The phonetic alphabet, also known as the International Radiotelephony Spelling Alphabet or NATO phonetic alphabet, is a standardized system of representing letters and numbers with specific words or code words. It is used to ensure clear and accurate communication, especially in situations where verbal communication may be hindered by factors such as background noise, distortion, or language barriers.
The NATO phonetic alphabet consists of a set of words, each representing a unique letter of the alphabet. These words are carefully chosen to minimize confusion and maximize clarity. For example, the word "Alpha" represents the letter A, "Bravo" represents the letter B, and so on. Similarly, numbers are represented by specific words, such as "One" for the digit 1, "Two" for 2, and so forth.
The use of the phonetic alphabet is prevalent in various domains, including aviation, military, emergency services, telecommunications, and amateur radio. It enables precise and unambiguous communication, particularly when spelling out names, codes, serial numbers, or any other information that requires individual letters or numbers to be conveyed accurately.

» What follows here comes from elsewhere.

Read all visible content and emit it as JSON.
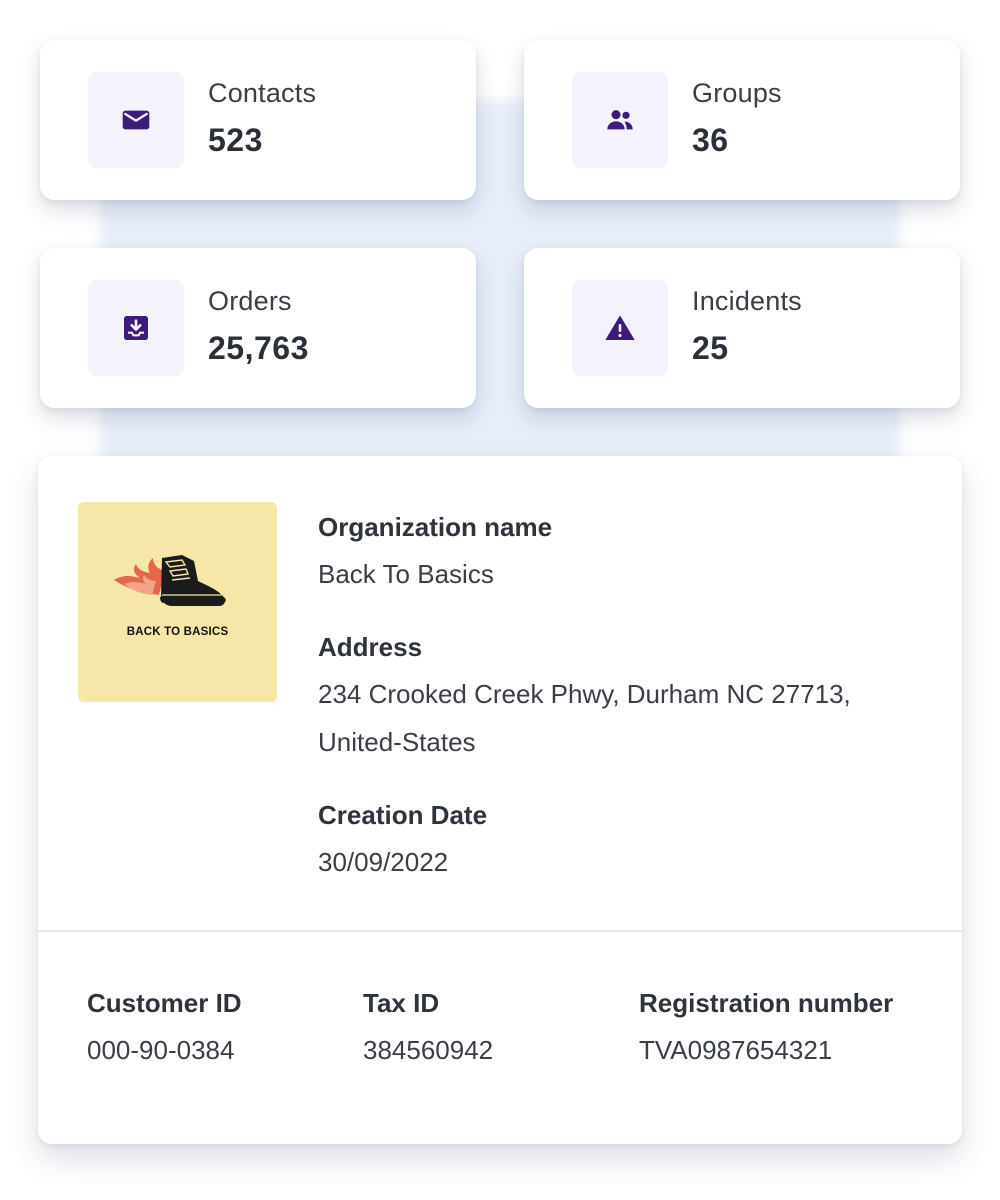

By using the NATO phonetic alphabet translator, potential misunderstandings or errors due to similar-sounding letters are minimized. For instance, the letters B and D, which can easily be confused when communicated verbally, are clearly distinguished by using "Bravo" and "Delta" respectively. The standardized nature of the phonetic alphabet ensures that all users understand the same set of words and can communicate effectively regardless of their native language or accent.